This week we are continuing our series on TFL. We have already posted about the tube, and today we are going to be explaining all about the trains.
First some history and interesting trivia (for those pub quizzes)
The official name of the trains is National Rail, but normally you will hear people calling them trains or mainline. There are several companies that provide services for National Rail and sometimes ticket rules can vary especially for discounted tickets, such as children.
The operators that can be found in London are:
National Rail came into existence in 1999, before that trains were managed by the state-owned British Rail company. Nowadays almost 3/4 of voters would like the trains to stop being a private company and become nationalised again, but there are no official plans for that to happen.
For many years all official signs used the Rail Alphabet font but with time the different operators started to use their preferred fonts instead of Rail Alphabet. However, most of the NHS signs still use it.

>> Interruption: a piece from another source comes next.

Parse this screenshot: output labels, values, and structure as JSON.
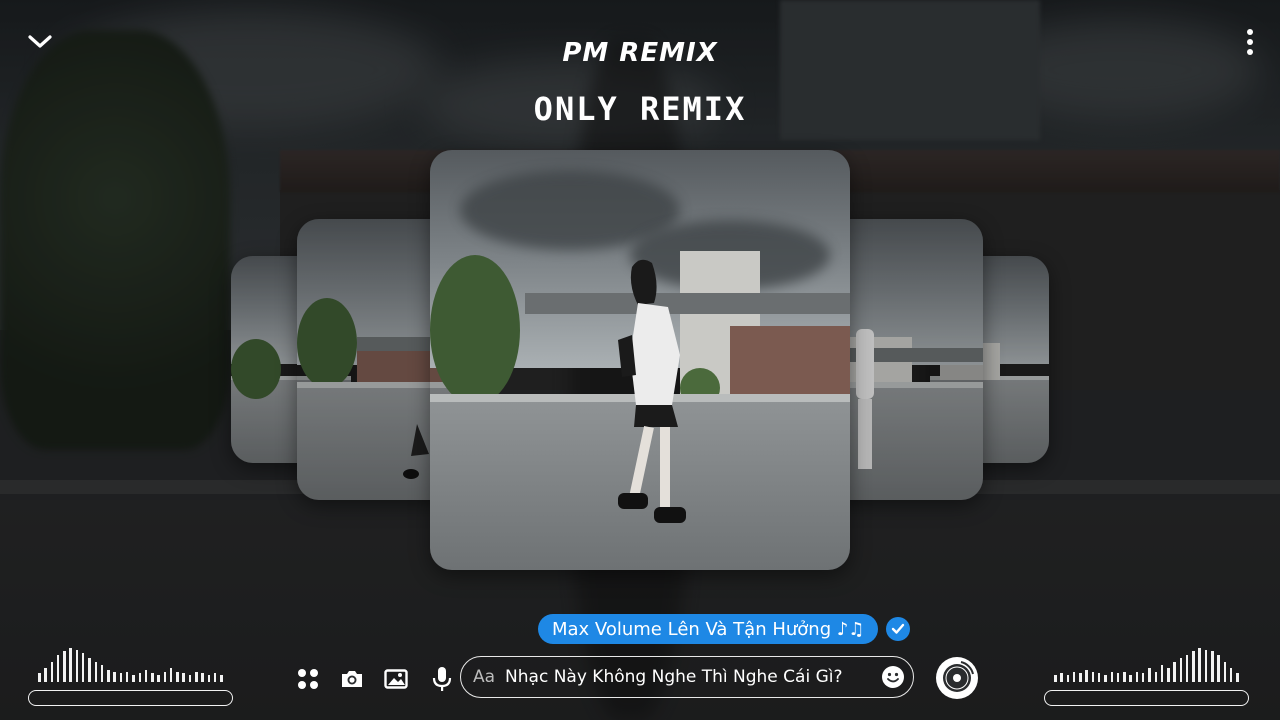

National Rail has 330 stations within London, and and extra 36 that are outside but can be accessed with TFL tickets. Of those, 13 are considered national hubs and have over 2 million trips per year!
Tickets and fares
You always need to pay to use the train. If you don’t pay you can get fined and asked to leave the train. Using the wrong ticket is considered fraud, and you can be considered a criminal.
If you are travelling with children rules change depending on the operator. Most allow children up to 5 to travel for free with an adult, and children up to 10 to travel for free with a 5-10 oyster card. Check at the station or online before you travel to avoid problems.
Tickets for adults work in the same way as for the Tube, you can check our previous post for all the information. You can interchange between operators with the same ticket.
If gates are open at a station, you still need to touch in and out or insert your paper ticket.
If a train is not running, you will usually be able to you the ticket you already have on other trains, underground or bus as long as you travel to the same destination. If you use pay as you go you could be charged more but you will receive an automatic refund within one month (it usually takes 2 weeks). If you don’t you can request for one at any ticket office or online.
Different operators start and finish at different times, but most start at around 6 am and finish at 12 am.
On weekends and bank holidays many services don’t run or do it on a very limited timetable. Don’t assume that you can use the same train on a Sunday as you do on a weekday, always check beforehand.
Top 5 tips for using the train
And one extra tip: make sure you get on the right train! Many services are express and don’t stop everywhere.
Do you have any tips for using the train? Tell us in the comments.